Set the entries below down again, please. Match them exactly.

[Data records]

= = = = =

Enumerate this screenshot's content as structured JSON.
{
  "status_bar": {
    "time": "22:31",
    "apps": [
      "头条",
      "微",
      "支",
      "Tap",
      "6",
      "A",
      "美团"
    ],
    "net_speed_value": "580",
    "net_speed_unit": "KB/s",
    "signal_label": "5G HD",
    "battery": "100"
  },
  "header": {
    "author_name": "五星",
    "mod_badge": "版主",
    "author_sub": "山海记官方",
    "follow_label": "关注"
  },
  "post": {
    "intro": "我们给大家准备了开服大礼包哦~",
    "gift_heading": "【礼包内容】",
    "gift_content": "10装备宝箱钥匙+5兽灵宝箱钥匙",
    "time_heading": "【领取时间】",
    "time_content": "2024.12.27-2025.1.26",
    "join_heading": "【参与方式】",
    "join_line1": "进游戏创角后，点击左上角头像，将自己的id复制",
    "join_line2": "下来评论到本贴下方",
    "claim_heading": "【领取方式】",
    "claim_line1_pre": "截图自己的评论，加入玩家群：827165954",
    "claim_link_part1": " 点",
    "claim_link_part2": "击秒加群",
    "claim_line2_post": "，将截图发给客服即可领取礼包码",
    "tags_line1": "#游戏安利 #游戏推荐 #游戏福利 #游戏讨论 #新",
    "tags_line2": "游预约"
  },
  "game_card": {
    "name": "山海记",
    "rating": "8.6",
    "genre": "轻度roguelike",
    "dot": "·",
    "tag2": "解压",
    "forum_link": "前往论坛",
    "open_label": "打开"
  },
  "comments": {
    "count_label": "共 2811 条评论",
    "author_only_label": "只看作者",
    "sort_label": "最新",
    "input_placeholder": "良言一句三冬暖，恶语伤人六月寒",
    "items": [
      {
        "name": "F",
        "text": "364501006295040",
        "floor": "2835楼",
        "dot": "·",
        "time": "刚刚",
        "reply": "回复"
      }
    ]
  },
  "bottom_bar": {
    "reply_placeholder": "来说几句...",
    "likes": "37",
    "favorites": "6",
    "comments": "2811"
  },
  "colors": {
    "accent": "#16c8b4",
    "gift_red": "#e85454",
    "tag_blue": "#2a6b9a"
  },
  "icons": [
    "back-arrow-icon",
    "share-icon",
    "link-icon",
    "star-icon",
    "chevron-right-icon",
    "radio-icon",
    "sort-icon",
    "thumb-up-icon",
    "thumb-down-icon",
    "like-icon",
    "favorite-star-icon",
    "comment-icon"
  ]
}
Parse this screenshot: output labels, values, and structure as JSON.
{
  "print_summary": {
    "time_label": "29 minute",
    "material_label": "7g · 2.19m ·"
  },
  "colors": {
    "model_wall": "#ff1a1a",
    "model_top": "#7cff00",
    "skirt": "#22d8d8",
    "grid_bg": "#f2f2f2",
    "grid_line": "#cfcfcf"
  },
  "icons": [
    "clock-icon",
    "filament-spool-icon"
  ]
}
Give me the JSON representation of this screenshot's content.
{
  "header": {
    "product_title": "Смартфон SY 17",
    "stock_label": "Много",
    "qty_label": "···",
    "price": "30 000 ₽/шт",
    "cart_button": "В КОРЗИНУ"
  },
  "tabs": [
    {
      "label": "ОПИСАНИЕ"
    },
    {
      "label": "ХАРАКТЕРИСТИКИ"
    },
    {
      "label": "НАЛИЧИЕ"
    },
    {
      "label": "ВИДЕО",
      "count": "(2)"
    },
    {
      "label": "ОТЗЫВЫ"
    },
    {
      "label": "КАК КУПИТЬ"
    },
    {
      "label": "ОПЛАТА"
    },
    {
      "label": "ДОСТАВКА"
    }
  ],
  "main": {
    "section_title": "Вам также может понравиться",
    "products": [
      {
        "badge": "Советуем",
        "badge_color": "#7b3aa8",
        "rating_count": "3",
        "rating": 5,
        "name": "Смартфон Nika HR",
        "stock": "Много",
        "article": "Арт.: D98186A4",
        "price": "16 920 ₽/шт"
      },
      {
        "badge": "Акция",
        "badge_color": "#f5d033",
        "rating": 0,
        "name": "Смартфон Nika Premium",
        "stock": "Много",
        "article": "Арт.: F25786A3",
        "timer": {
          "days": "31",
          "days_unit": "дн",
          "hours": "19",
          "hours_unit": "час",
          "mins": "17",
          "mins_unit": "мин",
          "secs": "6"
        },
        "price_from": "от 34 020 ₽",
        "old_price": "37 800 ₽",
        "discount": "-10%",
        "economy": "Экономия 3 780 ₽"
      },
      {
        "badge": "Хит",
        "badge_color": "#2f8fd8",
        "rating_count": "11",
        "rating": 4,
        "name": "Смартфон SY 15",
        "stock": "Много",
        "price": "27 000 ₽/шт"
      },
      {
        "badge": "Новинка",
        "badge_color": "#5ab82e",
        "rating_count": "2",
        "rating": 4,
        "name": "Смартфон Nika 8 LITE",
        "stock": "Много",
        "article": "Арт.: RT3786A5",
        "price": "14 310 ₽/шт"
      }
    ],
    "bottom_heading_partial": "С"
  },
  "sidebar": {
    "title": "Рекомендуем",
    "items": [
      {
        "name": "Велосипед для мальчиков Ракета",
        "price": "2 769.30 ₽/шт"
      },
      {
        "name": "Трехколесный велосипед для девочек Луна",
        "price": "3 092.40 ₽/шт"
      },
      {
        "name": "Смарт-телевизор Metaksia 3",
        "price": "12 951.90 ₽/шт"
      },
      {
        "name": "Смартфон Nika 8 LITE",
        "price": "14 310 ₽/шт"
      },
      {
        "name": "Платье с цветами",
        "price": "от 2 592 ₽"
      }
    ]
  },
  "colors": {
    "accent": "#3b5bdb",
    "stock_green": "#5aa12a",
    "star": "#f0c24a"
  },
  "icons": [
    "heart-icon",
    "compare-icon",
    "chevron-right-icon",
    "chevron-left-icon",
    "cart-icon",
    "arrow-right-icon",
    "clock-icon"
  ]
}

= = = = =

▶ _Written solution_
Enumerate this screenshot's content as structured JSON.
{
  "status_bar": {
    "time": "22:31",
    "apps": [
      "头条",
      "微",
      "支",
      "Tap",
      "6",
      "A",
      "美团"
    ],
    "net_speed_value": "580",
    "net_speed_unit": "KB/s",
    "signal_label": "5G HD",
    "battery": "100"
  },
  "header": {
    "author_name": "五星",
    "mod_badge": "版主",
    "author_sub": "山海记官方",
    "follow_label": "关注"
  },
  "post": {
    "intro": "我们给大家准备了开服大礼包哦~",
    "gift_heading": "【礼包内容】",
    "gift_content": "10装备宝箱钥匙+5兽灵宝箱钥匙",
    "time_heading": "【领取时间】",
    "time_content": "2024.12.27-2025.1.26",
    "join_heading": "【参与方式】",
    "join_line1": "进游戏创角后，点击左上角头像，将自己的id复制",
    "join_line2": "下来评论到本贴下方",
    "claim_heading": "【领取方式】",
    "claim_line1_pre": "截图自己的评论，加入玩家群：827165954",
    "claim_link_part1": " 点",
    "claim_link_part2": "击秒加群",
    "claim_line2_post": "，将截图发给客服即可领取礼包码",
    "tags_line1": "#游戏安利 #游戏推荐 #游戏福利 #游戏讨论 #新",
    "tags_line2": "游预约"
  },
  "game_card": {
    "name": "山海记",
    "rating": "8.6",
    "genre": "轻度roguelike",
    "dot": "·",
    "tag2": "解压",
    "forum_link": "前往论坛",
    "open_label": "打开"
  },
  "comments": {
    "count_label": "共 2811 条评论",
    "author_only_label": "只看作者",
    "sort_label": "最新",
    "input_placeholder": "良言一句三冬暖，恶语伤人六月寒",
    "items": [
      {
        "name": "F",
        "text": "364501006295040",
        "floor": "2835楼",
        "dot": "·",
        "time": "刚刚",
        "reply": "回复"
      }
    ]
  },
  "bottom_bar": {
    "reply_placeholder": "来说几句...",
    "likes": "37",
    "favorites": "6",
    "comments": "2811"
  },
  "colors": {
    "accent": "#16c8b4",
    "gift_red": "#e85454",
    "tag_blue": "#2a6b9a"
  },
  "icons": [
    "back-arrow-icon",
    "share-icon",
    "link-icon",
    "star-icon",
    "chevron-right-icon",
    "radio-icon",
    "sort-icon",
    "thumb-up-icon",
    "thumb-down-icon",
    "like-icon",
    "favorite-star-icon",
    "comment-icon"
  ]
}
Parse this screenshot: output labels, values, and structure as JSON.
{
  "print_summary": {
    "time_label": "29 minute",
    "material_label": "7g · 2.19m ·"
  },
  "colors": {
    "model_wall": "#ff1a1a",
    "model_top": "#7cff00",
    "skirt": "#22d8d8",
    "grid_bg": "#f2f2f2",
    "grid_line": "#cfcfcf"
  },
  "icons": [
    "clock-icon",
    "filament-spool-icon"
  ]
}
Give me the JSON representation of this screenshot's content.
{
  "header": {
    "product_title": "Смартфон SY 17",
    "stock_label": "Много",
    "qty_label": "···",
    "price": "30 000 ₽/шт",
    "cart_button": "В КОРЗИНУ"
  },
  "tabs": [
    {
      "label": "ОПИСАНИЕ"
    },
    {
      "label": "ХАРАКТЕРИСТИКИ"
    },
    {
      "label": "НАЛИЧИЕ"
    },
    {
      "label": "ВИДЕО",
      "count": "(2)"
    },
    {
      "label": "ОТЗЫВЫ"
    },
    {
      "label": "КАК КУПИТЬ"
    },
    {
      "label": "ОПЛАТА"
    },
    {
      "label": "ДОСТАВКА"
    }
  ],
  "main": {
    "section_title": "Вам также может понравиться",
    "products": [
      {
        "badge": "Советуем",
        "badge_color": "#7b3aa8",
        "rating_count": "3",
        "rating": 5,
        "name": "Смартфон Nika HR",
        "stock": "Много",
        "article": "Арт.: D98186A4",
        "price": "16 920 ₽/шт"
      },
      {
        "badge": "Акция",
        "badge_color": "#f5d033",
        "rating": 0,
        "name": "Смартфон Nika Premium",
        "stock": "Много",
        "article": "Арт.: F25786A3",
        "timer": {
          "days": "31",
          "days_unit": "дн",
          "hours": "19",
          "hours_unit": "час",
          "mins": "17",
          "mins_unit": "мин",
          "secs": "6"
        },
        "price_from": "от 34 020 ₽",
        "old_price": "37 800 ₽",
        "discount": "-10%",
        "economy": "Экономия 3 780 ₽"
      },
      {
        "badge": "Хит",
        "badge_color": "#2f8fd8",
        "rating_count": "11",
        "rating": 4,
        "name": "Смартфон SY 15",
        "stock": "Много",
        "price": "27 000 ₽/шт"
      },
      {
        "badge": "Новинка",
        "badge_color": "#5ab82e",
        "rating_count": "2",
        "rating": 4,
        "name": "Смартфон Nika 8 LITE",
        "stock": "Много",
        "article": "Арт.: RT3786A5",
        "price": "14 310 ₽/шт"
      }
    ],
    "bottom_heading_partial": "С"
  },
  "sidebar": {
    "title": "Рекомендуем",
    "items": [
      {
        "name": "Велосипед для мальчиков Ракета",
        "price": "2 769.30 ₽/шт"
      },
      {
        "name": "Трехколесный велосипед для девочек Луна",
        "price": "3 092.40 ₽/шт"
      },
      {
        "name": "Смарт-телевизор Metaksia 3",
        "price": "12 951.90 ₽/шт"
      },
      {
        "name": "Смартфон Nika 8 LITE",
        "price": "14 310 ₽/шт"
      },
      {
        "name": "Платье с цветами",
        "price": "от 2 592 ₽"
      }
    ]
  },
  "colors": {
    "accent": "#3b5bdb",
    "stock_green": "#5aa12a",
    "star": "#f0c24a"
  },
  "icons": [
    "heart-icon",
    "compare-icon",
    "chevron-right-icon",
    "chevron-left-icon",
    "cart-icon",
    "arrow-right-icon",
    "clock-icon"
  ]
}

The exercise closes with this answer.